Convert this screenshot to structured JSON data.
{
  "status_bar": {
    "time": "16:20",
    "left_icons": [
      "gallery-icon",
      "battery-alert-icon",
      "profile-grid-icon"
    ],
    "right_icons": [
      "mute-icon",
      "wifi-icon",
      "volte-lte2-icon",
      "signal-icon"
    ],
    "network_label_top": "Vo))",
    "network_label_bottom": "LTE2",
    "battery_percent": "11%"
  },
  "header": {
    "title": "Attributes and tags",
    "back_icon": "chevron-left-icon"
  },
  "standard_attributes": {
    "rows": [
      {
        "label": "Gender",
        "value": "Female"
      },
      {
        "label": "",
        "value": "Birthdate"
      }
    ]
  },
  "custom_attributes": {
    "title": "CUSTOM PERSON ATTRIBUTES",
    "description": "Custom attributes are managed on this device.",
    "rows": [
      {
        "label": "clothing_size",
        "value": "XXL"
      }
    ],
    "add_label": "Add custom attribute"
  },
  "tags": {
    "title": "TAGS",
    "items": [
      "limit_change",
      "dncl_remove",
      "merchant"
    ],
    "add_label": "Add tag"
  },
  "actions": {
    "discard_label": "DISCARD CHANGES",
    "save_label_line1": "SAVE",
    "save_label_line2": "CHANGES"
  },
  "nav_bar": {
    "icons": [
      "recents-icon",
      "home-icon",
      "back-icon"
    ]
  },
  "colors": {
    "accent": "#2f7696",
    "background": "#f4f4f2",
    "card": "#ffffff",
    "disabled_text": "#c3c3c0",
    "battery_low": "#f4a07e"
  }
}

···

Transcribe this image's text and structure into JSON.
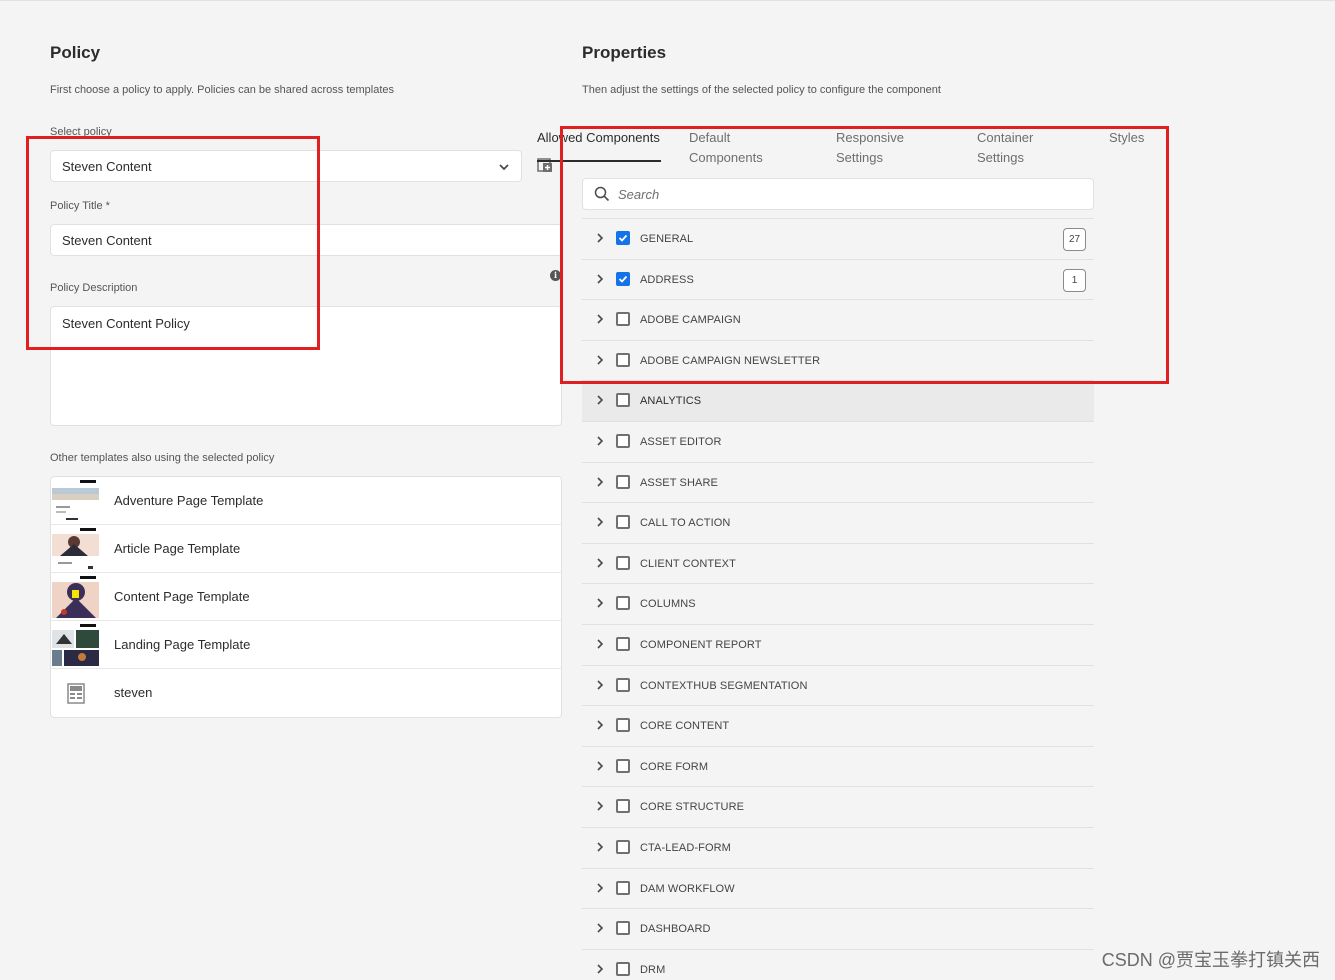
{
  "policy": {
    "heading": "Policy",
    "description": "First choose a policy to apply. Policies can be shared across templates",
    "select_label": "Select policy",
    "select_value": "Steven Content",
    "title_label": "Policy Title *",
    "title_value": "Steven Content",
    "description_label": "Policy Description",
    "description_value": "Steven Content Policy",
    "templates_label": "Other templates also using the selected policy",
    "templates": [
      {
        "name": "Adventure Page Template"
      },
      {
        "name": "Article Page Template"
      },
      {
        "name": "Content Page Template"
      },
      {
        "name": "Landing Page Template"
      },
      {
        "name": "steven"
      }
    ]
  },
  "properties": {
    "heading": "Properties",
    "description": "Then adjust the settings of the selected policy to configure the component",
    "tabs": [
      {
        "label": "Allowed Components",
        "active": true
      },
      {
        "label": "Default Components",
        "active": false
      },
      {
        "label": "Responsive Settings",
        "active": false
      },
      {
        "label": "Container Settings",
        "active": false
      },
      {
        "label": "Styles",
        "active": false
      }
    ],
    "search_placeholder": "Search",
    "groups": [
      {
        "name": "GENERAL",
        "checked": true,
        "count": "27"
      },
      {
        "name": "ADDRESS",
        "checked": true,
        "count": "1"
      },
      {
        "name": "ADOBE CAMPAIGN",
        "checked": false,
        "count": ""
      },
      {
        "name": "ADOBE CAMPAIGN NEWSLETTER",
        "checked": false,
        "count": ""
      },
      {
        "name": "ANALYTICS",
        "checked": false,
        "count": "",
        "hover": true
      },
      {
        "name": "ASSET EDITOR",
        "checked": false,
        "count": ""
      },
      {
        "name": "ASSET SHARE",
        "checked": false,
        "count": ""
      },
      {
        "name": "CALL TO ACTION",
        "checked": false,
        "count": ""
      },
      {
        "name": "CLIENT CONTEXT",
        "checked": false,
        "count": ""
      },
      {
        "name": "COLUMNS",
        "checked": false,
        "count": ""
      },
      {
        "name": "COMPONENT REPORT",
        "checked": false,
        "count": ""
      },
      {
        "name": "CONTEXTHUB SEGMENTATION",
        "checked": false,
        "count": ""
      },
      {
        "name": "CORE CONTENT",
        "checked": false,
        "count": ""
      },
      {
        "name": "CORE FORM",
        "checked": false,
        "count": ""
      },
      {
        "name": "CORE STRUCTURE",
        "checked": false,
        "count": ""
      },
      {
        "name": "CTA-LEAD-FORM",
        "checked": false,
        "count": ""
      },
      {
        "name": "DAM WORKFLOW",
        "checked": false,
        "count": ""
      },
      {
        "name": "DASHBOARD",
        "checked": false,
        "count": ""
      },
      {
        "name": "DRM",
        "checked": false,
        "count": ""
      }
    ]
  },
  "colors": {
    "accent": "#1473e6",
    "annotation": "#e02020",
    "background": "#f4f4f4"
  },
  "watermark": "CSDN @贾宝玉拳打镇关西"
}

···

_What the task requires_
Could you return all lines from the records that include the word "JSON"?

_Solution to the problem_
Convert this screenshot to structured JSON data.
Transcribe this image's text and structure into JSON.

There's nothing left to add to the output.